Firefighters inside Pauley Pavilion on Tuesday. (Danny Moloshok/Reuters)

The huge water main break that flooded the University of California Los Angeles campus on Tuesday was even bigger than it initially appeared. While the Los Angeles Department of Water and Power had initially said about 8 to 10 million gallons poured out, it said on Wednesday that it now seems 20 million gallons were lost in the break. The number was doubled because it turns out two water lines “operating at high pressure” met at a juncture involved in the break, the department said.

What of the storied Pauley Pavilion, home to UCLA’s basketball teams, which took on a particularly high volume of water? The school says that about 8 to 10 inches were pooled on the building’s floor on Tuesday night, but that water was cleared by the following morning.

Water had reached the locker rooms and playing surface, but Bruins fans shouldn’t be worried about the team needing a home: Dan Guerrero, the school’s athletic director, said in a statement that the building was not “structurally compromised” and should be ready for the men’s and women’s basketball seasons in the fall. The water also only caused minimal damage to the football facilities, so once the clean-up is finished, everything should be fine for the upcoming football season, Guerrero said.

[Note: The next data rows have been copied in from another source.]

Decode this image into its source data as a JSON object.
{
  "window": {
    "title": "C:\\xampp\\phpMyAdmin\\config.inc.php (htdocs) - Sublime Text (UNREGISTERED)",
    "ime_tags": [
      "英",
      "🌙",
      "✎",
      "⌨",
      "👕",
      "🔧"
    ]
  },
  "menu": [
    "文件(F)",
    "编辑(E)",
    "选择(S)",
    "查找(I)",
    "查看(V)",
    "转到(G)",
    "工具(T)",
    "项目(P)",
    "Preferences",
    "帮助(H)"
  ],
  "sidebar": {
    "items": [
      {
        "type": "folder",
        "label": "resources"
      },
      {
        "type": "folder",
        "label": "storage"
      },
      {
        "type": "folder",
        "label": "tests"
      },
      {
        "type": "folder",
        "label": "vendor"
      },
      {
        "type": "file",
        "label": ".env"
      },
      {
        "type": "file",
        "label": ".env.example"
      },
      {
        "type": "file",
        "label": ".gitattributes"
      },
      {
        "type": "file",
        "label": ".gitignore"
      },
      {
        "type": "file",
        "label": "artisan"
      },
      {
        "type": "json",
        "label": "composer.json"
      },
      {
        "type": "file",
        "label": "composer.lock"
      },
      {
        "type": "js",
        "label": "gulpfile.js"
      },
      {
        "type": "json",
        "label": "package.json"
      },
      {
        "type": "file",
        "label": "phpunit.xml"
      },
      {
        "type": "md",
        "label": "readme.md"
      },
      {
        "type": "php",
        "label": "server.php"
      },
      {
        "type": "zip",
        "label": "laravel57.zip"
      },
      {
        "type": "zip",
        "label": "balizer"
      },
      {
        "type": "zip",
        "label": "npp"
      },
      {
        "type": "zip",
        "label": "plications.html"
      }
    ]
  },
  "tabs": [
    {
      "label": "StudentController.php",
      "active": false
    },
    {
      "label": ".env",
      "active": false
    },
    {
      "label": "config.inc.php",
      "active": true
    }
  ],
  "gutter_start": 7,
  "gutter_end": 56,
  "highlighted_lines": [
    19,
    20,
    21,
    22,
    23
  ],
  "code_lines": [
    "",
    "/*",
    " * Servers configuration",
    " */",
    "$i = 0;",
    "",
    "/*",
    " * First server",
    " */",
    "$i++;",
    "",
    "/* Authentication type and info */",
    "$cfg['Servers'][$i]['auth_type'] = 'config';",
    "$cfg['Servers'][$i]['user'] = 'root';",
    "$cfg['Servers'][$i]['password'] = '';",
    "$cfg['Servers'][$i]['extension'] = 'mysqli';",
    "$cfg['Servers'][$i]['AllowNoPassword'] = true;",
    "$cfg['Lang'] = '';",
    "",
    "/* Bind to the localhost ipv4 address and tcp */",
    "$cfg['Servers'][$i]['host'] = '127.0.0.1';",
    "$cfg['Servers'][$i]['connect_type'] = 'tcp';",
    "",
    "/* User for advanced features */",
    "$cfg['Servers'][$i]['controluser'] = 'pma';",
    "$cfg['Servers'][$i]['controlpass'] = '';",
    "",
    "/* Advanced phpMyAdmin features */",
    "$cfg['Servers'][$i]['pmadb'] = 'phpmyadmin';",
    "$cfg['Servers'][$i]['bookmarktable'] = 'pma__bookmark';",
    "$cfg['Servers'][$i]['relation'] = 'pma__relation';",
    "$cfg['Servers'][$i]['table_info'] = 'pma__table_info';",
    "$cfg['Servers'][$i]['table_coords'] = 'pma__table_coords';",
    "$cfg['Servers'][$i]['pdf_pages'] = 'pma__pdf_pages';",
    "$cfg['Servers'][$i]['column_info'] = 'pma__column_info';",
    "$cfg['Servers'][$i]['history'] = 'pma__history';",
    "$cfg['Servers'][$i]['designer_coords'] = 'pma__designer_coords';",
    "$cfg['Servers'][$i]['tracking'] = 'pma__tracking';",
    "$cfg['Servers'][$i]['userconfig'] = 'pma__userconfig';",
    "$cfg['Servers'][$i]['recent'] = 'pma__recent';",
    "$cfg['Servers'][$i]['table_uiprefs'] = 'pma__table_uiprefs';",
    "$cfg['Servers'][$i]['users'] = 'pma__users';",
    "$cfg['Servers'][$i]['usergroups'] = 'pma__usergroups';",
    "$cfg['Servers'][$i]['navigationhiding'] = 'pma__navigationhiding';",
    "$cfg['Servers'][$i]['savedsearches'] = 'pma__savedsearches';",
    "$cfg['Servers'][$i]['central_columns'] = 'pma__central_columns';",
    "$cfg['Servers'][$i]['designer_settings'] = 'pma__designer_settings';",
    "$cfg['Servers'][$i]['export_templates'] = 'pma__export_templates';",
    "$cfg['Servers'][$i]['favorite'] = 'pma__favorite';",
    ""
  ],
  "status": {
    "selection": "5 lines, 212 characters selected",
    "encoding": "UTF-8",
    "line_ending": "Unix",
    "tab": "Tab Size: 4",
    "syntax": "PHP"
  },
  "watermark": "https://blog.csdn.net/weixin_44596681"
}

A more immediate concern: The hundreds of vehicles still trapped inside flooded parking structures. More than 900 such vehicles are trapped — half of them belonging to students, the other half belonging to UCLA staff or visitors — and they will be towed once all of the water is pumped out (which could be done by Friday, the school says).

Meanwhile, city officials are still working to repair the water main that broke in the first place. Repairs on Sunset Boulevard could take until Friday night or Saturday morning, so the road is expected to remain closed until that time, the water department said.

The break caused elected officials to debate what should be done about infrastructure in the Los Angeles region. The state of the area’s water mains had been discussed in a 2012 report issued by the American Society of Civil Engineers, which noted the age of these systems.

“An assessment of the condition of over 11,000 miles of water mains indicates that many of the County’s pipelines have reached the end of their useful life and require replacement,” noted the report on infrastructure in Los Angeles County.

In an interview earlier this month, Los Angeles Mayor Eric Garcetti spoke about the importance of investing in the city’s infrastructure, describing it as a way to strengthen the city’s economy.